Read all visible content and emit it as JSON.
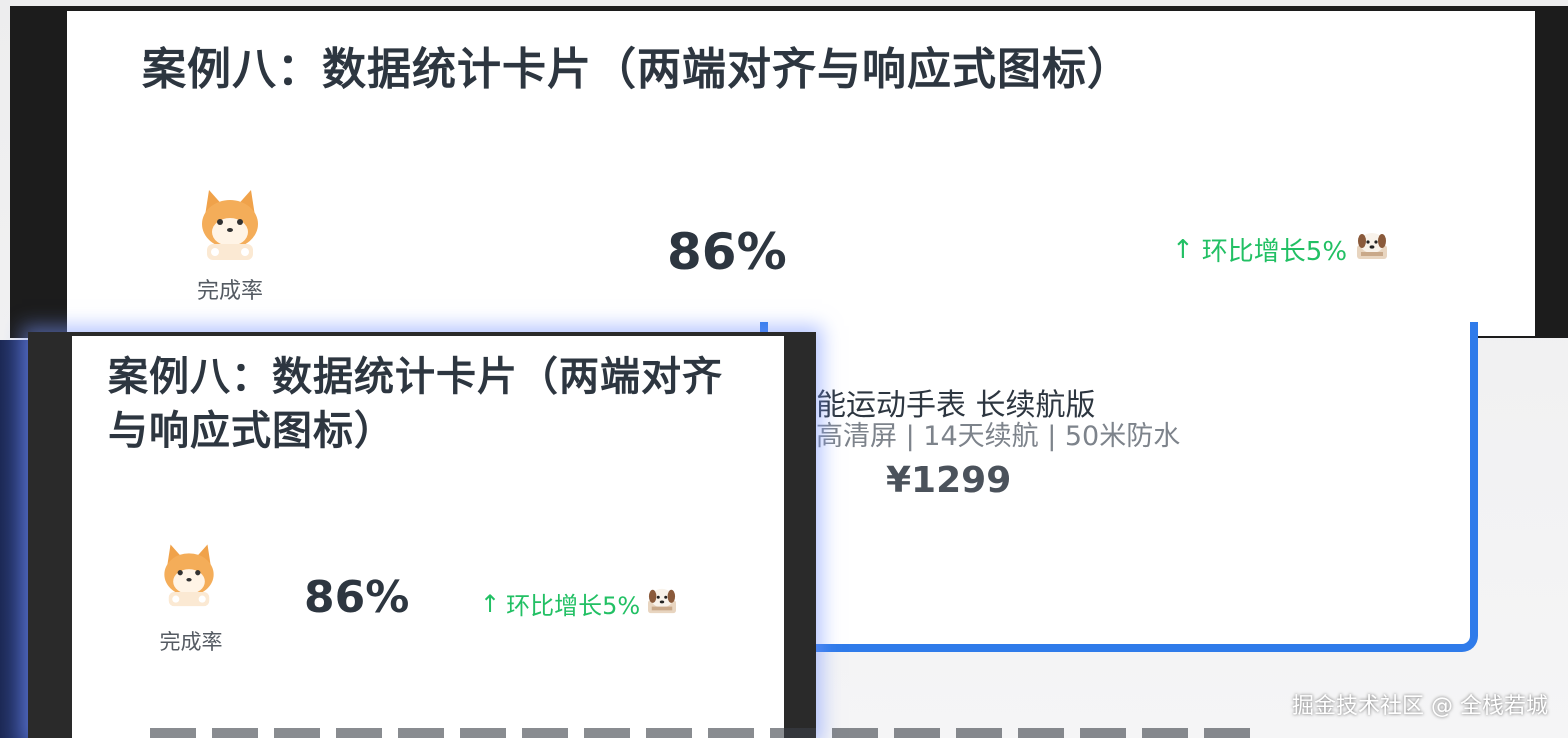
{
  "top_card": {
    "title": "案例八：数据统计卡片（两端对齐与响应式图标）",
    "icon": "shiba-dog-icon",
    "label": "完成率",
    "value": "86%",
    "trend_arrow": "↑",
    "trend_text": "环比增长5%",
    "trend_icon": "dog-face-icon",
    "trend_color": "#22c064"
  },
  "product_card": {
    "title": "能运动手表 长续航版",
    "desc": "高清屏 | 14天续航 | 50米防水",
    "price": "¥1299",
    "border_color": "#2f7bea"
  },
  "small_card": {
    "title": "案例八：数据统计卡片（两端对齐与响应式图标）",
    "icon": "shiba-dog-icon",
    "label": "完成率",
    "value": "86%",
    "trend_arrow": "↑",
    "trend_text": "环比增长5%",
    "trend_icon": "dog-face-icon"
  },
  "watermark": "掘金技术社区 @ 全栈若城"
}
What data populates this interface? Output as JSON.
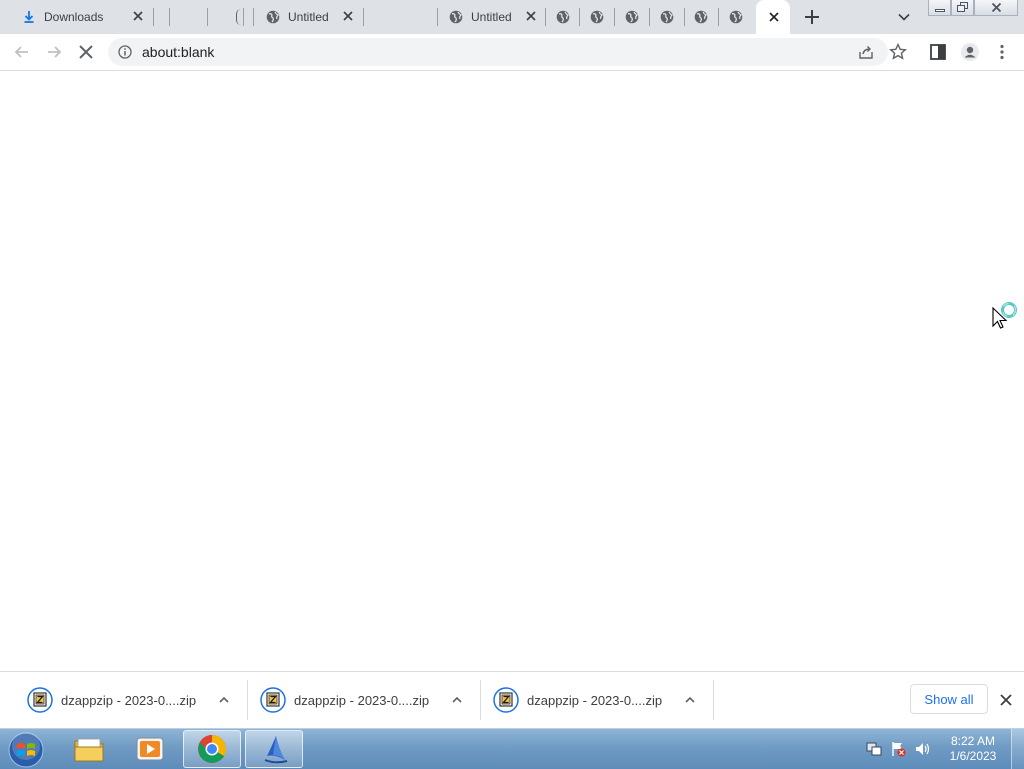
{
  "tabs": [
    {
      "title": "Downloads",
      "icon": "download-icon",
      "has_close": true
    },
    {
      "title": "",
      "icon": "",
      "has_close": false
    },
    {
      "title": "",
      "icon": "",
      "has_close": false
    },
    {
      "title": "",
      "icon": "",
      "has_close": false
    },
    {
      "title": "Untitled",
      "icon": "globe-icon",
      "has_close": true
    },
    {
      "title": "",
      "icon": "",
      "has_close": false
    },
    {
      "title": "Untitled",
      "icon": "globe-icon",
      "has_close": true
    },
    {
      "title": "",
      "icon": "globe-icon",
      "has_close": false
    },
    {
      "title": "",
      "icon": "globe-icon",
      "has_close": false
    },
    {
      "title": "",
      "icon": "globe-icon",
      "has_close": false
    },
    {
      "title": "",
      "icon": "globe-icon",
      "has_close": false
    },
    {
      "title": "",
      "icon": "globe-icon",
      "has_close": false
    },
    {
      "title": "",
      "icon": "globe-icon",
      "has_close": false
    },
    {
      "title": "",
      "icon": "",
      "has_close": true,
      "active": true
    }
  ],
  "toolbar": {
    "url": "about:blank",
    "back_icon": "back-arrow-icon",
    "forward_icon": "forward-arrow-icon",
    "stop_icon": "stop-loading-icon",
    "site_info_icon": "info-icon",
    "share_icon": "share-icon",
    "bookmark_icon": "star-icon",
    "side_panel_icon": "side-panel-icon",
    "profile_icon": "profile-icon",
    "menu_icon": "kebab-menu-icon"
  },
  "downloads": {
    "items": [
      {
        "filename": "dzappzip - 2023-0....zip"
      },
      {
        "filename": "dzappzip - 2023-0....zip"
      },
      {
        "filename": "dzappzip - 2023-0....zip"
      }
    ],
    "show_all_label": "Show all"
  },
  "taskbar": {
    "apps": [
      "windows-start-icon",
      "file-explorer-icon",
      "media-player-icon",
      "chrome-icon",
      "app-sail-icon"
    ],
    "tray_icons": [
      "network-icon",
      "action-center-icon",
      "volume-icon"
    ],
    "time": "8:22 AM",
    "date": "1/6/2023"
  },
  "colors": {
    "tabstrip_bg": "#dee1e6",
    "accent_blue": "#1a73e8",
    "taskbar_blue": "#6f9bc4"
  }
}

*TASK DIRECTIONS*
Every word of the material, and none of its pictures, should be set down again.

*ANSWER SPACE*
Read all visible content and emit it as JSON.
{
  "top_card": {
    "title": "案例八：数据统计卡片（两端对齐与响应式图标）",
    "icon": "shiba-dog-icon",
    "label": "完成率",
    "value": "86%",
    "trend_arrow": "↑",
    "trend_text": "环比增长5%",
    "trend_icon": "dog-face-icon",
    "trend_color": "#22c064"
  },
  "product_card": {
    "title": "能运动手表 长续航版",
    "desc": "高清屏 | 14天续航 | 50米防水",
    "price": "¥1299",
    "border_color": "#2f7bea"
  },
  "small_card": {
    "title": "案例八：数据统计卡片（两端对齐与响应式图标）",
    "icon": "shiba-dog-icon",
    "label": "完成率",
    "value": "86%",
    "trend_arrow": "↑",
    "trend_text": "环比增长5%",
    "trend_icon": "dog-face-icon"
  },
  "watermark": "掘金技术社区 @ 全栈若城"
}
What data populates this interface? Output as JSON.
{
  "tabs": [
    {
      "title": "Downloads",
      "icon": "download-icon",
      "has_close": true
    },
    {
      "title": "",
      "icon": "",
      "has_close": false
    },
    {
      "title": "",
      "icon": "",
      "has_close": false
    },
    {
      "title": "",
      "icon": "",
      "has_close": false
    },
    {
      "title": "Untitled",
      "icon": "globe-icon",
      "has_close": true
    },
    {
      "title": "",
      "icon": "",
      "has_close": false
    },
    {
      "title": "Untitled",
      "icon": "globe-icon",
      "has_close": true
    },
    {
      "title": "",
      "icon": "globe-icon",
      "has_close": false
    },
    {
      "title": "",
      "icon": "globe-icon",
      "has_close": false
    },
    {
      "title": "",
      "icon": "globe-icon",
      "has_close": false
    },
    {
      "title": "",
      "icon": "globe-icon",
      "has_close": false
    },
    {
      "title": "",
      "icon": "globe-icon",
      "has_close": false
    },
    {
      "title": "",
      "icon": "globe-icon",
      "has_close": false
    },
    {
      "title": "",
      "icon": "",
      "has_close": true,
      "active": true
    }
  ],
  "toolbar": {
    "url": "about:blank",
    "back_icon": "back-arrow-icon",
    "forward_icon": "forward-arrow-icon",
    "stop_icon": "stop-loading-icon",
    "site_info_icon": "info-icon",
    "share_icon": "share-icon",
    "bookmark_icon": "star-icon",
    "side_panel_icon": "side-panel-icon",
    "profile_icon": "profile-icon",
    "menu_icon": "kebab-menu-icon"
  },
  "downloads": {
    "items": [
      {
        "filename": "dzappzip - 2023-0....zip"
      },
      {
        "filename": "dzappzip - 2023-0....zip"
      },
      {
        "filename": "dzappzip - 2023-0....zip"
      }
    ],
    "show_all_label": "Show all"
  },
  "taskbar": {
    "apps": [
      "windows-start-icon",
      "file-explorer-icon",
      "media-player-icon",
      "chrome-icon",
      "app-sail-icon"
    ],
    "tray_icons": [
      "network-icon",
      "action-center-icon",
      "volume-icon"
    ],
    "time": "8:22 AM",
    "date": "1/6/2023"
  },
  "colors": {
    "tabstrip_bg": "#dee1e6",
    "accent_blue": "#1a73e8",
    "taskbar_blue": "#6f9bc4"
  }
}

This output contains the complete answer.